In the data that follows, every line containing the word "address" should be returned.

= Given data =
☆ ☆ ☆

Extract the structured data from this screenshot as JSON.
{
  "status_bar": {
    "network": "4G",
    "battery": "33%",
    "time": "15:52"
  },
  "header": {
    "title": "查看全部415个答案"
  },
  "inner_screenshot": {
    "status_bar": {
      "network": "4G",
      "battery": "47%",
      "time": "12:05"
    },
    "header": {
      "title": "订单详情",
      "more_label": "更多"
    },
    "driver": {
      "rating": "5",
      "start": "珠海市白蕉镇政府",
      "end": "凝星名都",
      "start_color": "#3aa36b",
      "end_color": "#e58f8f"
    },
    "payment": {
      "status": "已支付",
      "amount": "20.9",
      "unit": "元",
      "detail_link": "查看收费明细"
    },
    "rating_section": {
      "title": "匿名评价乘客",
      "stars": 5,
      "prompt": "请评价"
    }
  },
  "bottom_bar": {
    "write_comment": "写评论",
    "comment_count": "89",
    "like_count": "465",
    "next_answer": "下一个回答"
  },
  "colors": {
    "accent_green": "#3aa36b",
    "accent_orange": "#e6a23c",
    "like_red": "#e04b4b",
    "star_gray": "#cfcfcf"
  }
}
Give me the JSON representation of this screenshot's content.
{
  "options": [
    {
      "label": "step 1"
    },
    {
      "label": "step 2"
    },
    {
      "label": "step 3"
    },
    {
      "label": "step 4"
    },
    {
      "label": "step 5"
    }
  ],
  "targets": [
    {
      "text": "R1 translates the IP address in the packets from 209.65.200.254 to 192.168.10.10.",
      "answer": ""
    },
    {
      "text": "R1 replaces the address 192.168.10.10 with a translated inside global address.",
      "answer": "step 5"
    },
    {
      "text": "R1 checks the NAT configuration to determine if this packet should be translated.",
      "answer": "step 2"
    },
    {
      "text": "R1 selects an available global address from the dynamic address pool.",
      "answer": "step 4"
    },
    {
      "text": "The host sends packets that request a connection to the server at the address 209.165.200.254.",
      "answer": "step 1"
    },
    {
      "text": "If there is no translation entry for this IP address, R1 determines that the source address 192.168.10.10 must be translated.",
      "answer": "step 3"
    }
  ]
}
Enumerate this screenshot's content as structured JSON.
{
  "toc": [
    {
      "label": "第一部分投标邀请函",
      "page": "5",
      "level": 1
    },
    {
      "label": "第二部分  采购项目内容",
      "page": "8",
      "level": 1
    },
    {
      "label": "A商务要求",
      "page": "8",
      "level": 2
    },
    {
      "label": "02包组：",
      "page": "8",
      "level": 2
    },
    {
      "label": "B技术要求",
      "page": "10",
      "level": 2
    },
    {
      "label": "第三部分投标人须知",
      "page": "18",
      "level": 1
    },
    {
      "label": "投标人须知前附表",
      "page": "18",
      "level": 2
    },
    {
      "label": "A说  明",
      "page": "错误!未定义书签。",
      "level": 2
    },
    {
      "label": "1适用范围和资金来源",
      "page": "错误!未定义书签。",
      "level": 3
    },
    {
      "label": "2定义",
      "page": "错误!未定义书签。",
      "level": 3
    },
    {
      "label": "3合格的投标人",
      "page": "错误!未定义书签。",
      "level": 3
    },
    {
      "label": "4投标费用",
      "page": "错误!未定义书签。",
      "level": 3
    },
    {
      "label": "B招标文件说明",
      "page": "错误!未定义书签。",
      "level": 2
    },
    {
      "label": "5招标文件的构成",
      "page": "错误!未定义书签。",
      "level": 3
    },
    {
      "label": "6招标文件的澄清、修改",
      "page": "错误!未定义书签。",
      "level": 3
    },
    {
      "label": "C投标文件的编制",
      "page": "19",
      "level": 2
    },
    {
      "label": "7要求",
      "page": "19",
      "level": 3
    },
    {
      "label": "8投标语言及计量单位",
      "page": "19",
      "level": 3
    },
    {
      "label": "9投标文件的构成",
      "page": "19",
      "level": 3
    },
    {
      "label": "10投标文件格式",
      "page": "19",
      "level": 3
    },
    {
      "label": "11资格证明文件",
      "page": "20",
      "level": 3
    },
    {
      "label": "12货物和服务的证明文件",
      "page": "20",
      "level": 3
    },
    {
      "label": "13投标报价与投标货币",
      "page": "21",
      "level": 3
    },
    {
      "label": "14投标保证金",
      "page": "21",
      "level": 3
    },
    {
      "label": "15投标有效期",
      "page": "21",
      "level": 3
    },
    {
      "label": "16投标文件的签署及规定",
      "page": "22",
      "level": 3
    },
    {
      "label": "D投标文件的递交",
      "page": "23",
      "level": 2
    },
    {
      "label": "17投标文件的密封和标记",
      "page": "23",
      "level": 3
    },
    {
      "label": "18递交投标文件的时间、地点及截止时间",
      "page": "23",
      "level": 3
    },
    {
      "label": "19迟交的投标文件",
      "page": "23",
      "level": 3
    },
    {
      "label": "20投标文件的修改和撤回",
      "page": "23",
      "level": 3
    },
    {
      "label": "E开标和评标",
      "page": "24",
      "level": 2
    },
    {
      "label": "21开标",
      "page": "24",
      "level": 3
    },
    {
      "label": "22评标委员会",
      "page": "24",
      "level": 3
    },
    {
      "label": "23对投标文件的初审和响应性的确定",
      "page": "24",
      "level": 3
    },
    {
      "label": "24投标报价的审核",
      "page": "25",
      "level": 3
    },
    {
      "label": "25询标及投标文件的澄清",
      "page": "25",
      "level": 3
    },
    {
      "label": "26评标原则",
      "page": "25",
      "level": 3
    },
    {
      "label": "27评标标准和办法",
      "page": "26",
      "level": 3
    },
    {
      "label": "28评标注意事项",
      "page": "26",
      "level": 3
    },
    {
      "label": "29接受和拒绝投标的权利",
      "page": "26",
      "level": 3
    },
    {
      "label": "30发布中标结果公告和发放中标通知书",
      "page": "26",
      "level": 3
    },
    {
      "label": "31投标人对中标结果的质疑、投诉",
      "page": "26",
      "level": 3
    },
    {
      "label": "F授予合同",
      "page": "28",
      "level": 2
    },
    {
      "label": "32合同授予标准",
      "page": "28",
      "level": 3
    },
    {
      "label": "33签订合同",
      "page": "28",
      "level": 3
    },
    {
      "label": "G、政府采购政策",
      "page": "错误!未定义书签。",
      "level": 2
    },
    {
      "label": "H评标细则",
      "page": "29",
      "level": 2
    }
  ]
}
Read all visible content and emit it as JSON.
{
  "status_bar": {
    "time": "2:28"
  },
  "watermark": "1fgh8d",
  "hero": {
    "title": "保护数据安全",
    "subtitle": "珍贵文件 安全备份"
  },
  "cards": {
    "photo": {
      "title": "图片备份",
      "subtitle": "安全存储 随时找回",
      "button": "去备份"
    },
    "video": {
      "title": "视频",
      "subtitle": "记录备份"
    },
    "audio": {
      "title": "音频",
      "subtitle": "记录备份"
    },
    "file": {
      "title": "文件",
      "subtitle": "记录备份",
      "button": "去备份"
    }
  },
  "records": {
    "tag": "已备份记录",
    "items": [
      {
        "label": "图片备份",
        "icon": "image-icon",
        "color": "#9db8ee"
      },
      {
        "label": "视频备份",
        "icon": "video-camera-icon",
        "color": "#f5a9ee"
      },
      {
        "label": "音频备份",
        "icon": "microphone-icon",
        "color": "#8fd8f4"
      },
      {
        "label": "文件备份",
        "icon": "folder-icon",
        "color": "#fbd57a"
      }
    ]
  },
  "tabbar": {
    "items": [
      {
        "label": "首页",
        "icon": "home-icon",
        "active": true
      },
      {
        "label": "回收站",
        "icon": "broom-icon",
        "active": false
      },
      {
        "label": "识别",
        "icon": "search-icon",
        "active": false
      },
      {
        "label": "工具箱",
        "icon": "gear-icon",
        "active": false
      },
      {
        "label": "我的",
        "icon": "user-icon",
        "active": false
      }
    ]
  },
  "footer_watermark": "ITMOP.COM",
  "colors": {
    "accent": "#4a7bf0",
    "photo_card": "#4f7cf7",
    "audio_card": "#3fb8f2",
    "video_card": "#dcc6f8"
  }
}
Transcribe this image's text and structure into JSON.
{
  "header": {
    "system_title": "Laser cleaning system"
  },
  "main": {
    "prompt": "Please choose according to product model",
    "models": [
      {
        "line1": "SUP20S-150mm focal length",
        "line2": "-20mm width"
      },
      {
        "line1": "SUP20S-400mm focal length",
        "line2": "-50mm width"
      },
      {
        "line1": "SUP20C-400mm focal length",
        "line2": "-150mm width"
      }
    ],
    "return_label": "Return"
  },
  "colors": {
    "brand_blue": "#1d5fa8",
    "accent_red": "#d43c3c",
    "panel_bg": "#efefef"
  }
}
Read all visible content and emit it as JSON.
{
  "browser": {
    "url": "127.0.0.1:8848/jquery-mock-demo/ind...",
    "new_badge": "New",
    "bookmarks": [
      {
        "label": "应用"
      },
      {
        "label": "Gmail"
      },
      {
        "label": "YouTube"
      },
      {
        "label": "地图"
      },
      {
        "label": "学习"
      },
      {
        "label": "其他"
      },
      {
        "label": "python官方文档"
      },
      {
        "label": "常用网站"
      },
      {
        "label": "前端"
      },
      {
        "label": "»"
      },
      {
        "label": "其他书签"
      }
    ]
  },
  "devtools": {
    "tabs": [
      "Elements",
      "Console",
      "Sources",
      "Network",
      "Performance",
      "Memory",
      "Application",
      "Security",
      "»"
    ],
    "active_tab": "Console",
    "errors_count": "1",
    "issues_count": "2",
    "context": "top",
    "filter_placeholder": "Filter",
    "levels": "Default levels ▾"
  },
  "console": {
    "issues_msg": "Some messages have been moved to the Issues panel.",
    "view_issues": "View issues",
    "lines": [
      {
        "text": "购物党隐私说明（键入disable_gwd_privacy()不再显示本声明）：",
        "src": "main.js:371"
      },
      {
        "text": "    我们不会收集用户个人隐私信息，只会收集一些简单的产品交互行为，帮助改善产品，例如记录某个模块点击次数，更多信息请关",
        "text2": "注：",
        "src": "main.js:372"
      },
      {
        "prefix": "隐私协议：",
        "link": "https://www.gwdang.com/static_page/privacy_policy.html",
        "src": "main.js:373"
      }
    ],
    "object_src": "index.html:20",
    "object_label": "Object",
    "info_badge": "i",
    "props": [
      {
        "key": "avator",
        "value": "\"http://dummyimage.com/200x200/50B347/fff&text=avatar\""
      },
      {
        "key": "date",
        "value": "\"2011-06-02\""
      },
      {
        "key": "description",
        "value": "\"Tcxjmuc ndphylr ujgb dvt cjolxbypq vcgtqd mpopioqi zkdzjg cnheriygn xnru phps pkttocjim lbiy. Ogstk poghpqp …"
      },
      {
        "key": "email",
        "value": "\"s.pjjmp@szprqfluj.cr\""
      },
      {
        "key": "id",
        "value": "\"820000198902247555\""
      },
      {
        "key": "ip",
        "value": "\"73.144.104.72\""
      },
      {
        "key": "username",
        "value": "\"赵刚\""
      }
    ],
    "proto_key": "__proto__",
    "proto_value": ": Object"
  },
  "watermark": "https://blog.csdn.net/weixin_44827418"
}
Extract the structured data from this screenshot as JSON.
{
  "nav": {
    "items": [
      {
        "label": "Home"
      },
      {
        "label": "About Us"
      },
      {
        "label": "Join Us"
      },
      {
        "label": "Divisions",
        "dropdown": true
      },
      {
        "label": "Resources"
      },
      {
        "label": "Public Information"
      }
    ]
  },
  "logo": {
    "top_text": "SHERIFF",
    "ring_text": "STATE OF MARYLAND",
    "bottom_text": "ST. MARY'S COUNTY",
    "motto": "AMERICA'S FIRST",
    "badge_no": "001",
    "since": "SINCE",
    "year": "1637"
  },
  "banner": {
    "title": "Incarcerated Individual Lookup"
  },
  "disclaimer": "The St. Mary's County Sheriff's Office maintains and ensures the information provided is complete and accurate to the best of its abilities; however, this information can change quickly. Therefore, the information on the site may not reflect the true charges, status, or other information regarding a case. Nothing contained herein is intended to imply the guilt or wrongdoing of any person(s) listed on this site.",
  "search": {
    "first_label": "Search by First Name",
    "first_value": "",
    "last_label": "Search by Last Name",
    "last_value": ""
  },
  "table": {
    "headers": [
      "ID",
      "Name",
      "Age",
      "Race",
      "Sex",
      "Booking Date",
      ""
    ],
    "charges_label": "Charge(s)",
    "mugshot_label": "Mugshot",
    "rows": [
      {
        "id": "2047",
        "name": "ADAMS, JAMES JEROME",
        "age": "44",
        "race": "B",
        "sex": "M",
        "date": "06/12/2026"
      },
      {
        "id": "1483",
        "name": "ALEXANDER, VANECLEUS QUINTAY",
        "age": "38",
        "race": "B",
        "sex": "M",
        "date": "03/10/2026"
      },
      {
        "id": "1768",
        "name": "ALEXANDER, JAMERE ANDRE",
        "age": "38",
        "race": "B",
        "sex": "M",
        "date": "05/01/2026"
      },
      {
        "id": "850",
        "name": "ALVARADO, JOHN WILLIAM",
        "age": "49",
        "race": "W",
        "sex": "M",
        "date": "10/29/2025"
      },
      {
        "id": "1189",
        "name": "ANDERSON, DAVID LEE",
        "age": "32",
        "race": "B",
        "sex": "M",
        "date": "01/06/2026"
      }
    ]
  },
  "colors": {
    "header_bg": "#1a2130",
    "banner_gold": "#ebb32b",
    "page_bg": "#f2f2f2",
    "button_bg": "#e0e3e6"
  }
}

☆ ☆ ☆

= Written answer =
      "text": "R1 translates the IP address in the packets from 209.65.200.254 to 192.168.10.10.",
      "text": "R1 replaces the address 192.168.10.10 with a translated inside global address.",
      "text": "R1 selects an available global address from the dynamic address pool.",
      "text": "The host sends packets that request a connection to the server at the address 209.165.200.254.",
      "text": "If there is no translation entry for this IP address, R1 determines that the source address 192.168.10.10 must be translated.",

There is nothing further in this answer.